“We had students from every corner of Kentucky come to the Rotunda to share stories about what it meant to be a low-income student trying to navigate the post-secondary transition process,” said Brennen, who as a high school junior formed the Prichard Committee’s Student Voice Team that headed the movement.
Few high school students today were even born when two high school seniors in 1999 killed 12 students and a teacher at Columbine High School in a Denver suburb. There was outrage then. But in Florida and across the country, students have vowed not to back down.
The Florida survivors have announced a March for Our Lives rally scheduled for March 24, expected to draw as many as 500,000 people.

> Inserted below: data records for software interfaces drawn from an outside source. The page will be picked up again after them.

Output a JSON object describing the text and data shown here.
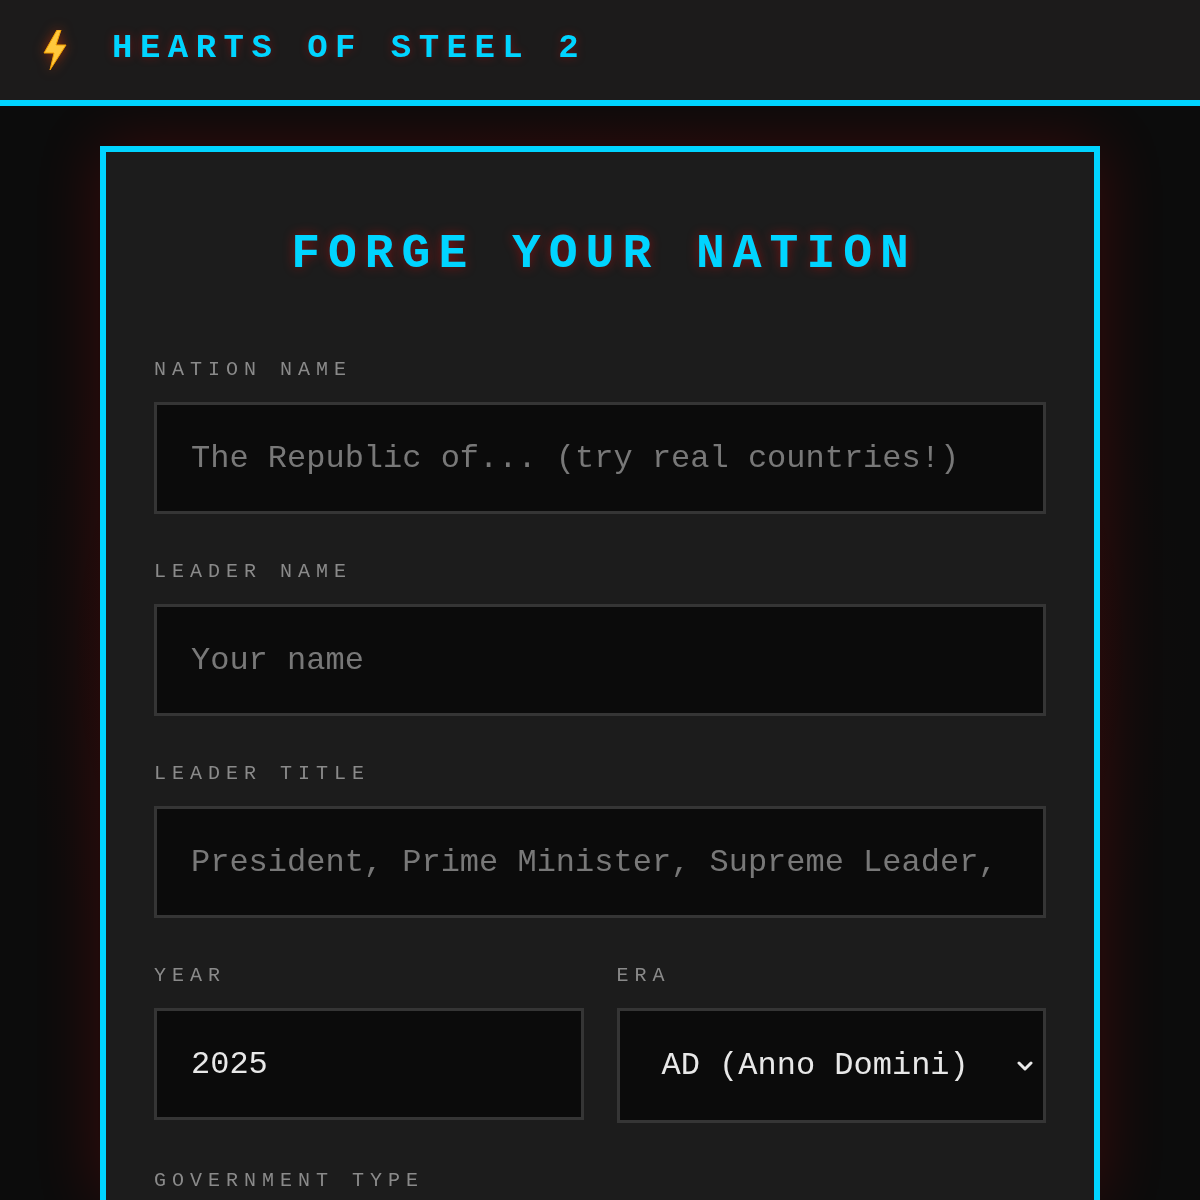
{
  "header": {
    "title": "HEARTS OF STEEL 2"
  },
  "form": {
    "title": "FORGE YOUR NATION",
    "rows": [
      [
        {
          "kind": "text",
          "label": "NATION NAME",
          "placeholder": "The Republic of... (try real countries!)"
        }
      ],
      [
        {
          "kind": "text",
          "label": "LEADER NAME",
          "placeholder": "Your name"
        }
      ],
      [
        {
          "kind": "text",
          "label": "LEADER TITLE",
          "placeholder": "President, Prime Minister, Supreme Leader,"
        }
      ],
      [
        {
          "kind": "text",
          "label": "YEAR",
          "value": "2025"
        },
        {
          "kind": "select",
          "label": "ERA",
          "value": "AD (Anno Domini)"
        }
      ],
      [
        {
          "label": "GOVERNMENT TYPE"
        }
      ]
    ]
  }
}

And Oprah Winfrey is matching a $500,000 donation for the event from actor George Clooney and his wife, Amal Clooney, a human rights lawyer. In a statement Winfrey said: “These inspiring young people remind me of the Freedom Riders of the ’60s who also said we’ve had ENOUGH and our voices will be heard.”
“Student voices today influence the world we all live in tomorrow.”
Ian Coon, spokesman for Student Voice, a youth-led nonprofit organization that trains middle and high school students to become activists and leaders, says what’s happening in Florida isn’t new. “Young people are taking action on issues that they feel are important and directly affect them, and I think that we all benefit from that activism,” he said. “Student voices today influence the world we all live in tomorrow.”
Brennen said students like those in Florida face unique challenges when taking on adults and the establishment. “Eventually they’ll have to go back to school,” he said. “Many of them can’t vote; they can’t even drive. There are so many reasons why youth and young people as a demographic are marginalized out of the political system.”
Still, he believes this uprising against gun laws can sustain as a voice for change in a way others before it—the Sandy Hook, Pulse nightclub, and Las Vegas shootings—could not.
Survivors of the Las Vegas shooting came from elsewhere to attend a concert and then returned home, with little to connect them to each other except the tragedy they survived.
Sandy Hook Elementary School survivors are very young children who can’t advocate for themselves, and the Pulse nightclub victims were mostly LGBTQ people of color gunned down in a place where they were their most vulnerable. “Especially in the South, there are X number of reasons why they couldn’t become the spokespeople that these students have become.”
“Ever since this shooting, these kids at Parkland have spent every single minute together,” Brennen said. “The kind of capacity that allows to build should not be underestimated.”
Lornet Turnbull is the civil liberties editor for YES!, a Seattle-based freelance writer, and a regional freelance writer for The Washington Post. An award-winning enterprise reporter who's worked in media for more than 20 years, Lornet has covered everything from the auto industry and labor unions in Michigan, to real estate and statehouse politics in Ohio, to homelessness in Seattle, to refugee children in the West Bank, and sex workers in Mexico City. She speaks English.